One of my clients several years ago suffered a great deal of trauma as a child and teen. She realized at a young age the space for her to feel and express was not available in her household. She was conditioned to take others’ feelings into consideration before her own, dismissed her own and constantly operated on a level motivated by guilt. The analogy of a jigsaw puzzle was used throughout her time in therapy. As we worked through certain experiences and conversations from her past, she began to realize all the puzzle pieces she had created and taken ownership of were truly not hers. They only created anxiety and fueled her eating disorder. No one likes to see a puzzle with missing pieces, so we tend to internalize and falsely take ownership of certain pieces and hope that the puzzle will be made whole, orderly and restored.
As you move through your professional life, notice how you interact with others. Do you quickly give advice and solve? Or do you actively listen, validate and ask questions that empower others to problem solve and take ownership of what is theirs to own? Practice checking in with yourself to identify what your role is and where your ownership lies. If there is confusion, initiate a conversation to gather more info which will lead to a better understanding of your reactions and next steps.
Take ownership of your triggers and prioritize the experiences and self-care practices that reset and re-energize so that you can continue to be the badass you have set out to be.
Mindfulness practice 101
This can be done anywhere or at any time.
- Take a deep breath.
- Scan through your 5 senses starting with what you see. Notice the details, colors and shapes.
- What do you hear? Take in these sounds and the tempo of your breath.
- Tap into what you smell or how the air feels as you inhale.
- Scan your body? How do your clothes feel? Are you warm or cold? How does your body feel at this moment in this environment?
- Finally, what do you taste? Do you have coffee breath or does your jaw feel tight or relaxed?
Mental health fo resilience
Just notice and soak up your surroundings. There is no judgment or immediate need to change or fix anything. Just be, just notice, just stay in the here and now.
You are engaging a part of your brain that does not welcome stress, anxiety, or past and future thinking. It only encourages presence. This mental health practice is very similar to stretching a tight muscle. When you stretch, you feel the sensation of the muscle responding and perhaps the breakdown of lactic acid and restriction. This stretch may not heal all, but it’s a start. It’s a way to reset and signal to your body that you are receiving its signals and responding. Your mind works the same way. Be proactive and consistent with practices that encourage you to be present and reset.
You are on a mission, one that requires resilience. Resilience is something you earn through practice and consistency. It requires a healthy mindset, time for reflection and the ability to be present with your feelings.
No doubt that you have plenty of drive, passion and intelligence. Don’t forget though that in order to avoid burnout and build resilience, you must prioritize your mental health. Be deliberate and make time to rejuvenate, prioritize self-care and practice presence.
Off you go!
About Leah Marone, MSW, LCSW
Leah Marone is a psychotherapist who specializes in anxiety, depression, grief/trauma and sports psychology.

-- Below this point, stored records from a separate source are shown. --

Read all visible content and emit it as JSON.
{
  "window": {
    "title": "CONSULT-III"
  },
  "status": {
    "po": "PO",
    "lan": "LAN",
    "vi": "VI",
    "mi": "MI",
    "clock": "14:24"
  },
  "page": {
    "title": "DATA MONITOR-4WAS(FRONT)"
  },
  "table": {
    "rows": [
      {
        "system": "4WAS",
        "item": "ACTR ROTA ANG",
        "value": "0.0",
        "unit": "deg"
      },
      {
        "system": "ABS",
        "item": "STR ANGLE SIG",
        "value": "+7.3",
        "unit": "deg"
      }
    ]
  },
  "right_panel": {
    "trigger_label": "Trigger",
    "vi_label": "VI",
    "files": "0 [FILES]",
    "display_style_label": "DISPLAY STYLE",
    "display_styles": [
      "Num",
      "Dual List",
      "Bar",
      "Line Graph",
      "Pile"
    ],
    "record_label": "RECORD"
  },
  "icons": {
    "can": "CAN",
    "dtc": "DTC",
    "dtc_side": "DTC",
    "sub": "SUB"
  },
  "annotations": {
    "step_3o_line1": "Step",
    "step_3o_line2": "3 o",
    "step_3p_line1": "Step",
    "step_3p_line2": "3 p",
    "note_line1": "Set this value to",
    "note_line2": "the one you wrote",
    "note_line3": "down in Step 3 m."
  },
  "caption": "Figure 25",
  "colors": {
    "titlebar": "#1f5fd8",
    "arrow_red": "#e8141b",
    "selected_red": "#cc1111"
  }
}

By having a variety of clinical roles in various states and countries, she has developed diverse professional experience and global perspective. Currently, Marone sees individuals and families at her practice in Charlotte, NC. She is also sought out by corporations to work with executives and teams on improving communication, productivity and job satisfaction.
Marone grew up in Indiana with a basketball in hand. Sports not only encouraged growth on a number of levels, but the experiences challenged her to become more comfortable with vulnerability. She completed her Masters in Austin, TX and then proceeded to allow the “travels bug” to take over. Her passion for adventure has not dwindled, simply morphed with motherhood. Marone and her husband strive to provide their two daughters with the tools to gain confidence to seek out their own adventures every day.